◆ **TASK BRIEF**: Those lines of the records that contain "price" are to be located and copied.

(Items from an interface collection)

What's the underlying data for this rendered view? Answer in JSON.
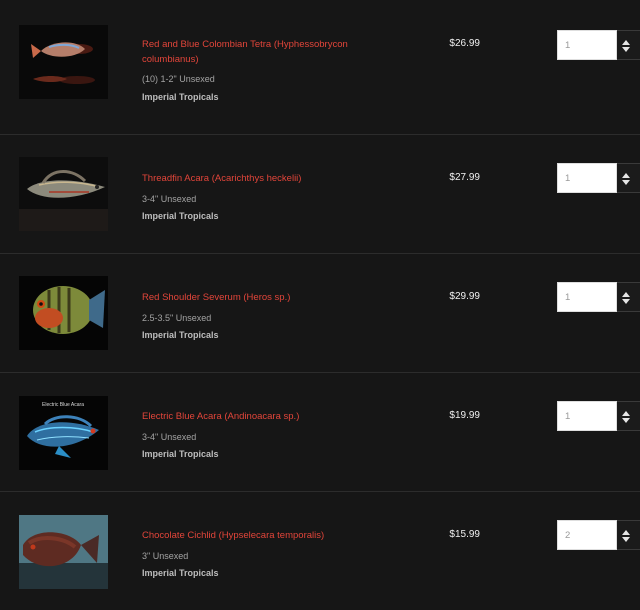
{
  "cart": {
    "items": [
      {
        "name": "Red and Blue Colombian Tetra (Hyphessobrycon columbianus)",
        "variant": "(10) 1-2\" Unsexed",
        "vendor": "Imperial Tropicals",
        "price": "$26.99",
        "quantity": "1",
        "image_icon": "fish-photo-icon"
      },
      {
        "name": "Threadfin Acara (Acarichthys heckelii)",
        "variant": "3-4\" Unsexed",
        "vendor": "Imperial Tropicals",
        "price": "$27.99",
        "quantity": "1",
        "image_icon": "fish-photo-icon"
      },
      {
        "name": "Red Shoulder Severum (Heros sp.)",
        "variant": "2.5-3.5\" Unsexed",
        "vendor": "Imperial Tropicals",
        "price": "$29.99",
        "quantity": "1",
        "image_icon": "fish-photo-icon"
      },
      {
        "name": "Electric Blue Acara (Andinoacara sp.)",
        "variant": "3-4\" Unsexed",
        "vendor": "Imperial Tropicals",
        "price": "$19.99",
        "quantity": "1",
        "image_icon": "fish-photo-icon",
        "image_caption": "Electric Blue Acara"
      },
      {
        "name": "Chocolate Cichlid (Hypselecara temporalis)",
        "variant": "3\" Unsexed",
        "vendor": "Imperial Tropicals",
        "price": "$15.99",
        "quantity": "2",
        "image_icon": "fish-photo-icon"
      }
    ]
  },
  "colors": {
    "background": "#161616",
    "product_name": "#e2453a",
    "text_muted": "#a3a3a3",
    "price": "#f0f0f0"
  }
}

◆ **YOUR RESPONSE**:
        "price": "$26.99",
        "price": "$27.99",
        "price": "$29.99",
        "price": "$19.99",
        "price": "$15.99",
    "price": "#f0f0f0"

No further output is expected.